  • Dr. Sami Nabhan was invited to talk about his early earth research for the TV-programme BR-alpha. See his lecture at "Campus Talks"  here

  • Dr. Benjamin Eickmann and Professor Ronny Schönberg (both University of Tübingen) together with international collaborators published their latest work about Earth's oldest known oxygen in Nature Geoscience: "Isotopic evidence for oxygenated Mesoarchaean shallow oceans". Evidence for this early oxygen stems from 2.97 Ga old microbial carbonates of the Pongola Supergroup in South Africa, which were sampled by a co-author of this study, Professor Axel Hofmann of the University of Johannesburg, with the intention to investigate the redox-conditions during deposition of these sediments. Professor Hofmann was also one of the main leaders of the SPP1833 field trip to South Africa in August 2016, during which this outcrop - amongst many others - was visited. The article has been discussed at "Science Daily" and the TAZ commented that "stale air" can be worse: "Dit is die Baliner Luft!"...
  • Prof.

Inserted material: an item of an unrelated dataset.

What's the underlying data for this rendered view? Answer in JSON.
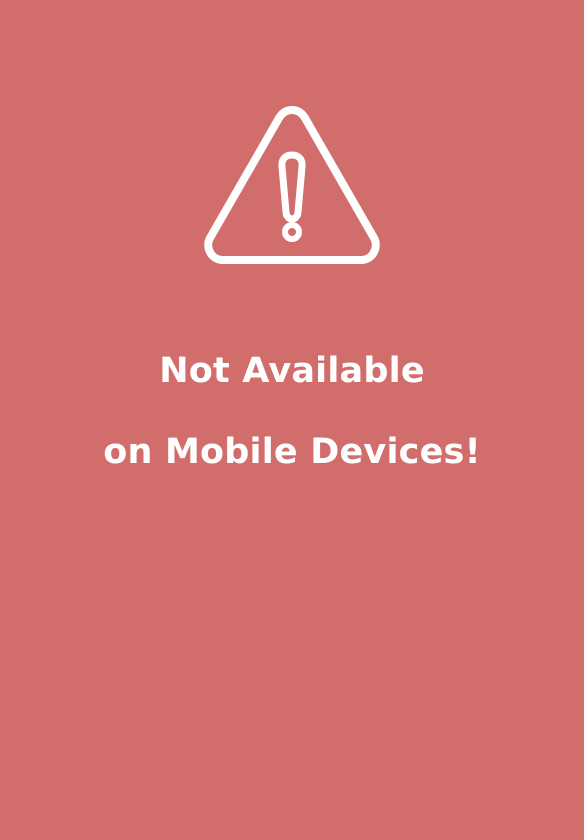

Sumit Chakraborty (RUB) published his work on the onset of plate tectonics in Nature Geoscience: "Emergence of silicic continents as the lower crust peels off on a hot plate-tectonic Earth". See the press release  here...

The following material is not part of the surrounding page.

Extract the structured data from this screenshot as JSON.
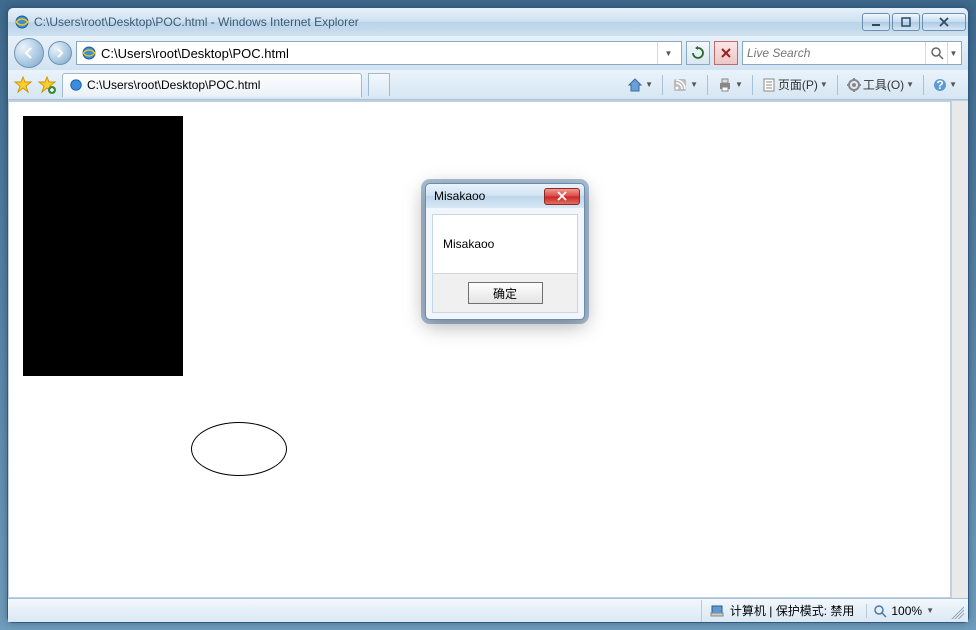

If you have or had any publicly available interviews, articles or general press releases related to the SPP 1833, the community is interested in it. Please send your media publications to